= What needs to be done =
Copy, from the entries below, each line where the word "heading" can be found.

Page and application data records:

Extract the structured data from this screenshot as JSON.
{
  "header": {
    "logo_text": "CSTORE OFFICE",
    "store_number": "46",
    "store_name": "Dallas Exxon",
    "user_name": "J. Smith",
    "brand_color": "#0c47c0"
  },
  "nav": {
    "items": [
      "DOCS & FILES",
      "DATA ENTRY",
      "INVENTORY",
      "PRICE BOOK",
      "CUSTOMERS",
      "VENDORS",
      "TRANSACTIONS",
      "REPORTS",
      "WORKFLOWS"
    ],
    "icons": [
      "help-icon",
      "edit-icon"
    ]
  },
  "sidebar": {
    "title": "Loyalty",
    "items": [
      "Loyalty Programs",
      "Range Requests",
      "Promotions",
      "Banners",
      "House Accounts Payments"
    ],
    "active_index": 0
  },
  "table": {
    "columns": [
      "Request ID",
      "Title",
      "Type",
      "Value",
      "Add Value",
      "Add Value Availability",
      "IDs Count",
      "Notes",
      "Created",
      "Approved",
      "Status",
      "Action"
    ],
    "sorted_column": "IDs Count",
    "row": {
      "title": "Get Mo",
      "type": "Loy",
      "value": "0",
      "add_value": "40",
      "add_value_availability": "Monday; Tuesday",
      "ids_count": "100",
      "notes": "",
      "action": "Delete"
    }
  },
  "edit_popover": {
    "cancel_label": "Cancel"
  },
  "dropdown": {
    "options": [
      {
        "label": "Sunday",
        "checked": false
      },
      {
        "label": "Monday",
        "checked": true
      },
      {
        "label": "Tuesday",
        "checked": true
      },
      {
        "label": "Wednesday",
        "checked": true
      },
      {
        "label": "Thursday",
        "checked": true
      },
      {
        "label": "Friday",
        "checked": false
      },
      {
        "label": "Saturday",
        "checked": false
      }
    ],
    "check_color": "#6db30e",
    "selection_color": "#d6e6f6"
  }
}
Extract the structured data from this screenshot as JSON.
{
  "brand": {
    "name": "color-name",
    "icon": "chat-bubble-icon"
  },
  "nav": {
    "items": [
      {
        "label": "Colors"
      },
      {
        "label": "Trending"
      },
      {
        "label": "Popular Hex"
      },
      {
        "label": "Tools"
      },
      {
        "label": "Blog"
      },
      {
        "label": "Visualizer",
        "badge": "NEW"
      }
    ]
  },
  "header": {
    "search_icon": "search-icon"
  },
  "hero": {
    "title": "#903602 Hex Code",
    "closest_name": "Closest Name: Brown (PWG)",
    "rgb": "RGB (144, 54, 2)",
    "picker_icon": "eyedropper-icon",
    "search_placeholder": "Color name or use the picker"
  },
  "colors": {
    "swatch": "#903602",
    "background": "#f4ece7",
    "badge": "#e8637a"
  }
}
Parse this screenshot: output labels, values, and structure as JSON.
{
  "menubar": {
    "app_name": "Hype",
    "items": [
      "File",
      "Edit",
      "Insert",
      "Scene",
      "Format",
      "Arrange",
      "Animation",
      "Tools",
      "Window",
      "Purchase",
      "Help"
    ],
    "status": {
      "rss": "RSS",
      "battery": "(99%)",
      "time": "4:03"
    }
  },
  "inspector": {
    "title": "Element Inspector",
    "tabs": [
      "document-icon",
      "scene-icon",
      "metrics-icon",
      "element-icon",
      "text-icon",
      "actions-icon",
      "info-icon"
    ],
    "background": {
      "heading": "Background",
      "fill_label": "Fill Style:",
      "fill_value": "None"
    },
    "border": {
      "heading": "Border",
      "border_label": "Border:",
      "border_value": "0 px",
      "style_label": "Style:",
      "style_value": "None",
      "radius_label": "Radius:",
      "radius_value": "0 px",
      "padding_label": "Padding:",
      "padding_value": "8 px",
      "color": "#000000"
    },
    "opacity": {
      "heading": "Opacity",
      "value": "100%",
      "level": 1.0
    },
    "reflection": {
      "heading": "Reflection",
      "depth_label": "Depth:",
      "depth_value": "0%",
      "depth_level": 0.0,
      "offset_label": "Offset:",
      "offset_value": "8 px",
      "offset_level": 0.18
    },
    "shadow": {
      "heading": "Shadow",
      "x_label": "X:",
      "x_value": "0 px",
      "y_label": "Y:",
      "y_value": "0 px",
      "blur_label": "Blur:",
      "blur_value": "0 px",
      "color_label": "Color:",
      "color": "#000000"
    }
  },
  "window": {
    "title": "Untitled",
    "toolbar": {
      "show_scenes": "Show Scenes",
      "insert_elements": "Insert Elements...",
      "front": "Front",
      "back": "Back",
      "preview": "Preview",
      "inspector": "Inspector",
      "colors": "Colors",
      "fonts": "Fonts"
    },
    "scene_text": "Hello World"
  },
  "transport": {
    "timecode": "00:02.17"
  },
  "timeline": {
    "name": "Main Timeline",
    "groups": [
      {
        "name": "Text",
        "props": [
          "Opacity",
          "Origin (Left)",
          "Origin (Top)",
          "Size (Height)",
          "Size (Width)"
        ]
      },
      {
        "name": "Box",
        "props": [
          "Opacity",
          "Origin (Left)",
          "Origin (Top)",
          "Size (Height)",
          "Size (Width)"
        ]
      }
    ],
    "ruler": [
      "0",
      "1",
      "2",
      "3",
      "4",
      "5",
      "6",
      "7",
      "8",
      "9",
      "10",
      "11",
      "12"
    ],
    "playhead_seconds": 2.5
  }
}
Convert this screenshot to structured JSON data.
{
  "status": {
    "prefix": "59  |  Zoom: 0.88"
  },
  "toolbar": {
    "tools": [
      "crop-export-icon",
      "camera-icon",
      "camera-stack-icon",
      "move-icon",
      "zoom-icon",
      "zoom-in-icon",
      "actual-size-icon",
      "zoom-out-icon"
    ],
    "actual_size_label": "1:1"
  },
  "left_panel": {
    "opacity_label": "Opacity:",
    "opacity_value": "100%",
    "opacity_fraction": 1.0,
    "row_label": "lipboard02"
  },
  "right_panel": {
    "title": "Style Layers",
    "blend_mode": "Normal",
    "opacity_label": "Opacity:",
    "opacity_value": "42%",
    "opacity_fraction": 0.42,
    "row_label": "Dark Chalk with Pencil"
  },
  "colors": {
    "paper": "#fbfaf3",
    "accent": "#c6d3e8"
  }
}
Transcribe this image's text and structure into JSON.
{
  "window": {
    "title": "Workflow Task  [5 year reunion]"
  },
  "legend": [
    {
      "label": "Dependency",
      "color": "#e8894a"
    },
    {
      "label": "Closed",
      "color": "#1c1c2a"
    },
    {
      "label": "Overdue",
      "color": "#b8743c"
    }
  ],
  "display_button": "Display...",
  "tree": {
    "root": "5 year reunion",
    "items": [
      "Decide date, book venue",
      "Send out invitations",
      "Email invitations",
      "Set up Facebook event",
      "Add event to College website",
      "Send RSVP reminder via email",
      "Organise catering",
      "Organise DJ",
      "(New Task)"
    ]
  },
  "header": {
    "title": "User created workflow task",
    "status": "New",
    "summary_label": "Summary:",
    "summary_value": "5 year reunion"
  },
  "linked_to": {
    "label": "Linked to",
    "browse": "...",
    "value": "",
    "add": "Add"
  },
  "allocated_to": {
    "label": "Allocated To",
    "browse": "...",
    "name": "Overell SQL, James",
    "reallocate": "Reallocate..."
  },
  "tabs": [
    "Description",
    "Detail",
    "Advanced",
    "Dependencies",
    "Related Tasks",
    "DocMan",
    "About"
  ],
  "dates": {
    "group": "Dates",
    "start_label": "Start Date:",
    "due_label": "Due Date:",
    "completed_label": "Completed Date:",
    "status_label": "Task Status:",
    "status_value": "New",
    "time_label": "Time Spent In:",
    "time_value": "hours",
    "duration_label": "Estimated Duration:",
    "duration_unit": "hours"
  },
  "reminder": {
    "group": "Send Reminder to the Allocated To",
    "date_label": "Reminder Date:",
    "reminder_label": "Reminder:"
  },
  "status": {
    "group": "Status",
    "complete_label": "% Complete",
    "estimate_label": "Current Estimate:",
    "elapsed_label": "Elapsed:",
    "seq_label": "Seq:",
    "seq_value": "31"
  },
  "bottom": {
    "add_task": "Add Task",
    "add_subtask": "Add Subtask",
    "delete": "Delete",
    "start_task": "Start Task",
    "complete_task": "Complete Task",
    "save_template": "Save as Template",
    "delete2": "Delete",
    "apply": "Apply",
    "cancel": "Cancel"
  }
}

= Answer for the task =
      "heading": "Background",
      "heading": "Border",
      "heading": "Opacity",
      "heading": "Reflection",
      "heading": "Shadow",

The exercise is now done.